For me, my favorite cow was quite ordinary. Her name was Hickory. I couldn’t tell you what bull she came out of, or her dam. She didn’t have a pre-fix, because she was merely a grade.
But to this first-year 4-Her, she was the most extraordinary heifer.
We only got third place our first time in the ring (she was a January 26th winter heifer), but you would have thought that I had won the whole show. As a yearling, we won our class and was named Jr. Champion. I also won Showmanship, and I got to go to Showman of Showman with her. It was that year when I decided that Dick Lewis was my favorite judge, after he told me, “it’s too bad she’s not registered, because she would do very well at other shows.”
Hickory gave me two heifers, Clover and Alfalfa, and I was looking forward to Fescue being born my last year in 4-H. As a 2-Year-Old and a 3-Year- Old, Hickory won her cow class, but we couldn’t get any higher than Reserve Grand Champion. So, when Mark Liming retired his show cow, “Tammy,” I knew it was our year to shine, because she was the one that always stood ahead of us in the ring.
Hickory was due to calve a month before the county fair. Unfortunately, we lost her due to complications during delivery and her heifer was born dead. It was a devastating moment for me, because it was the first time I had to deal with the loss of one of my favorite cows. Today, I still have a very special place in my heart for Hickory. It is because of her that I have such a love for dairy cattle, a passion for dairy judging and a dairy-farming husband that I cherish.
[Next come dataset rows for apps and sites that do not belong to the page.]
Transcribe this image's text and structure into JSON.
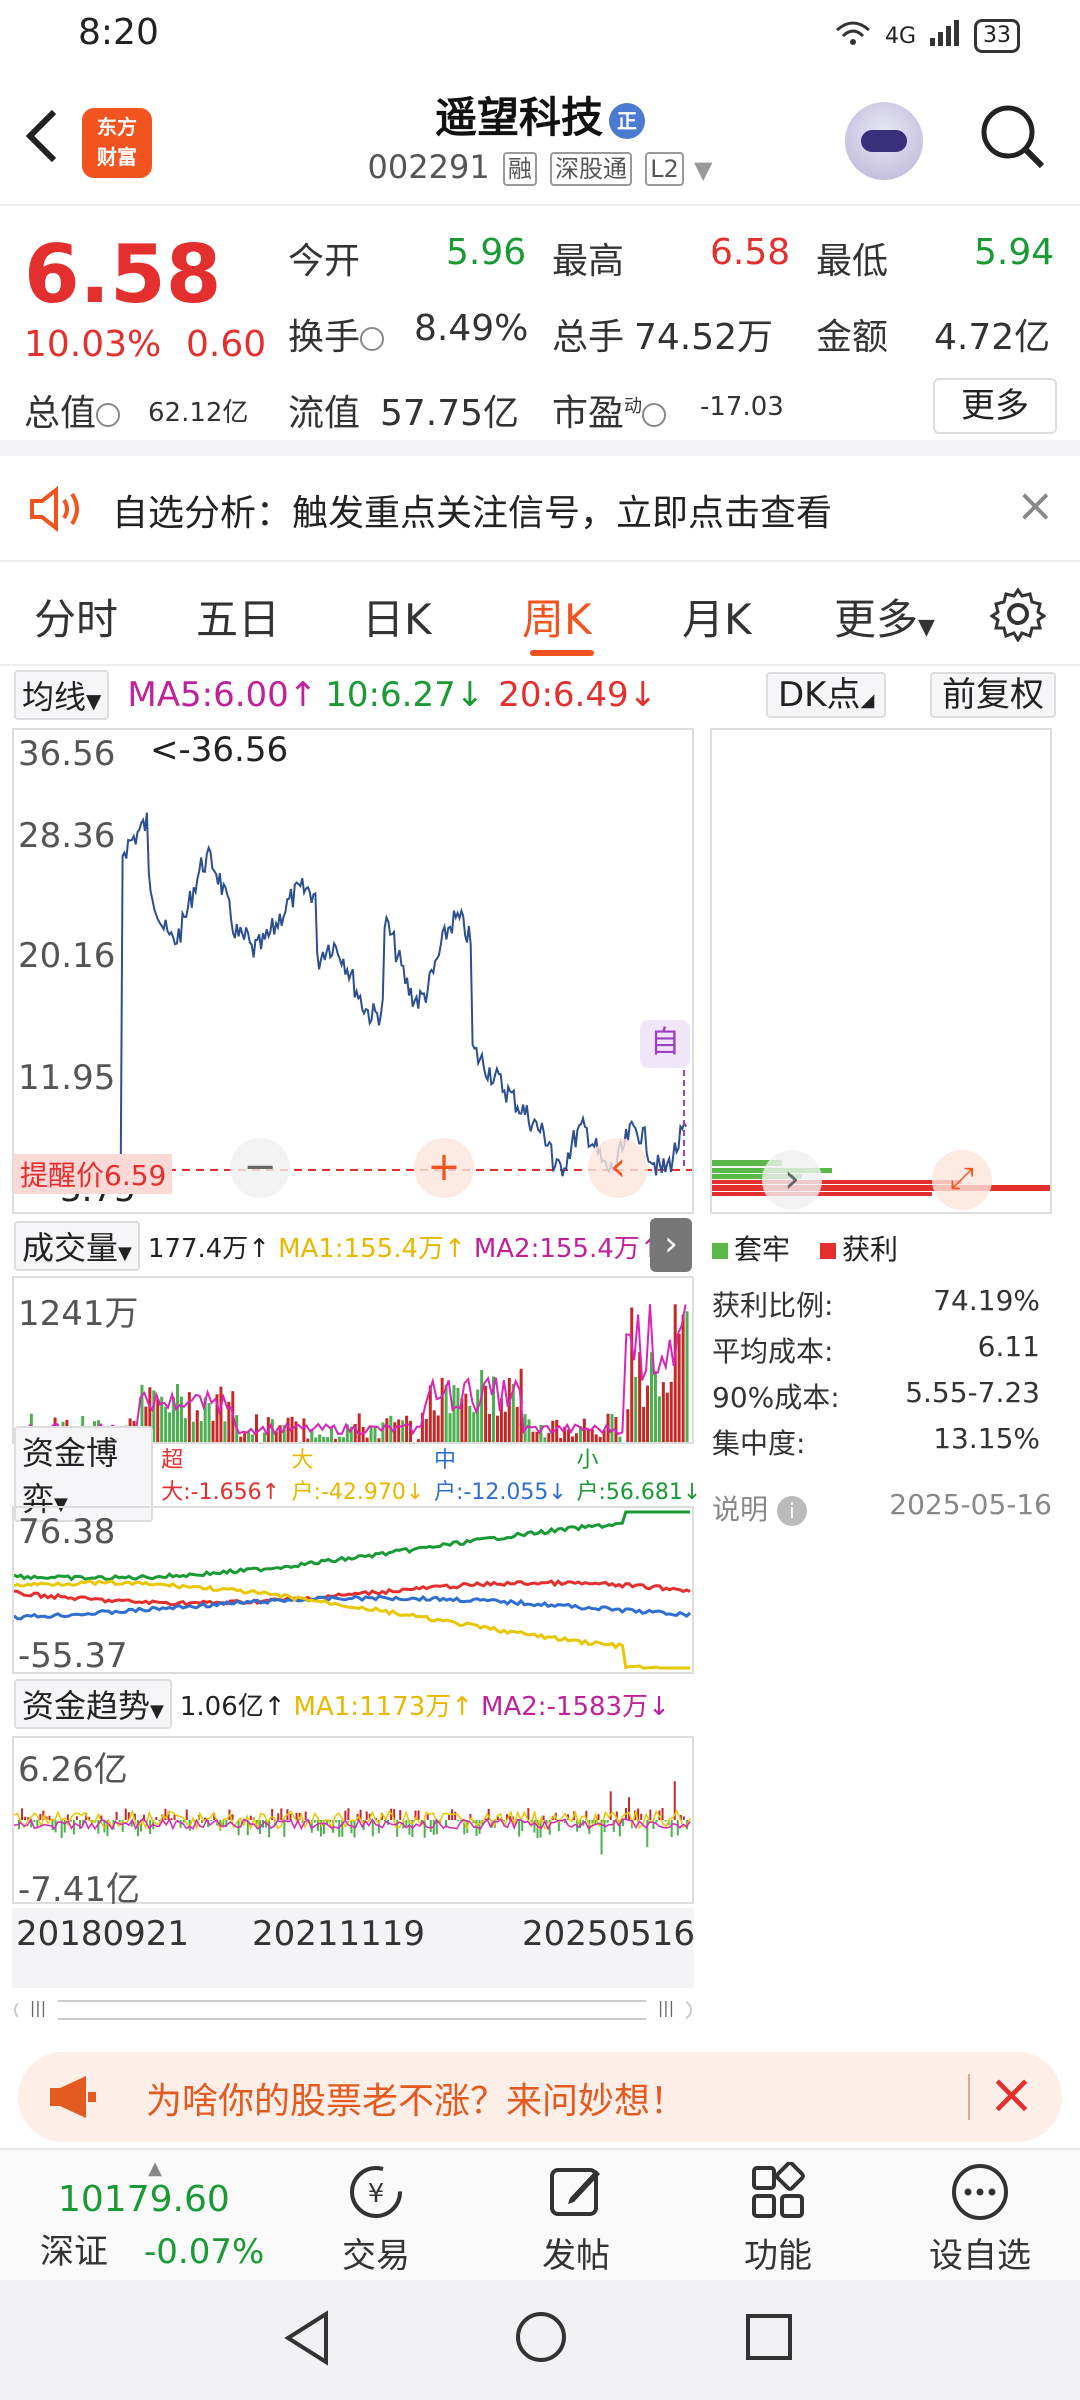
{
  "status": {
    "time": "8:20",
    "network": "4G",
    "battery": "33"
  },
  "header": {
    "logo_line1": "东方",
    "logo_line2": "财富",
    "stock_name": "遥望科技",
    "name_badge": "正",
    "stock_code": "002291",
    "tags": [
      "融",
      "深股通",
      "L2"
    ]
  },
  "quote": {
    "price": "6.58",
    "change_pct": "10.03%",
    "change": "0.60",
    "open_label": "今开",
    "open": "5.96",
    "high_label": "最高",
    "high": "6.58",
    "low_label": "最低",
    "low": "5.94",
    "turnover_label": "换手",
    "turnover": "8.49%",
    "volume_label": "总手",
    "volume": "74.52万",
    "amount_label": "金额",
    "amount": "4.72亿",
    "mktcap_label": "总值",
    "mktcap": "62.12亿",
    "float_label": "流值",
    "float": "57.75亿",
    "pe_label": "市盈",
    "pe_sup": "动",
    "pe": "-17.03",
    "more_label": "更多"
  },
  "alert": {
    "text": "自选分析：触发重点关注信号，立即点击查看"
  },
  "tabs": [
    {
      "label": "分时"
    },
    {
      "label": "五日"
    },
    {
      "label": "日K"
    },
    {
      "label": "周K",
      "active": true
    },
    {
      "label": "月K"
    },
    {
      "label": "更多"
    }
  ],
  "ma": {
    "dropdown": "均线",
    "ma5": "MA5:6.00↑",
    "ma10": "10:6.27↓",
    "ma20": "20:6.49↓",
    "dk_label": "DK点",
    "adjust_label": "前复权"
  },
  "kline": {
    "y_labels": [
      "36.56",
      "28.36",
      "20.16",
      "11.95",
      "3.75"
    ],
    "max_note": "<-36.56",
    "remind_label": "提醒价6.59",
    "auto_label": "自"
  },
  "volume": {
    "dropdown": "成交量",
    "value": "177.4万↑",
    "ma1": "MA1:155.4万↑",
    "ma2": "MA2:155.4万↑",
    "y_top": "1241万"
  },
  "capital_game": {
    "dropdown": "资金博弈",
    "super": "超大:-1.656↑",
    "large": "大户:-42.970↓",
    "mid": "中户:-12.055↓",
    "small": "小户:56.681↓",
    "y_top": "76.38",
    "y_bottom": "-55.37"
  },
  "capital_trend": {
    "dropdown": "资金趋势",
    "value": "1.06亿↑",
    "ma1": "MA1:1173万↑",
    "ma2": "MA2:-1583万↓",
    "y_top": "6.26亿",
    "y_bottom": "-7.41亿"
  },
  "dates": [
    "20180921",
    "20211119",
    "20250516"
  ],
  "chips": {
    "legend_trapped": "套牢",
    "legend_profit": "获利",
    "stats": [
      {
        "label": "获利比例:",
        "value": "74.19%"
      },
      {
        "label": "平均成本:",
        "value": "6.11"
      },
      {
        "label": "90%成本:",
        "value": "5.55-7.23"
      },
      {
        "label": "集中度:",
        "value": "13.15%"
      }
    ],
    "note_label": "说明",
    "date": "2025-05-16"
  },
  "promo": {
    "text": "为啥你的股票老不涨？来问妙想！"
  },
  "bottomnav": {
    "index_value": "10179.60",
    "index_name": "深证",
    "index_change": "-0.07%",
    "items": [
      {
        "label": "交易"
      },
      {
        "label": "发帖"
      },
      {
        "label": "功能"
      },
      {
        "label": "设自选"
      }
    ]
  },
  "colors": {
    "accent": "#f1541e",
    "up": "#e3302f",
    "down": "#1a9a35"
  }
}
You see, great cows are not always defined by pedigrees, production, high scores or blue ribbons. They are also defined by the legacy and memories that they leave behind.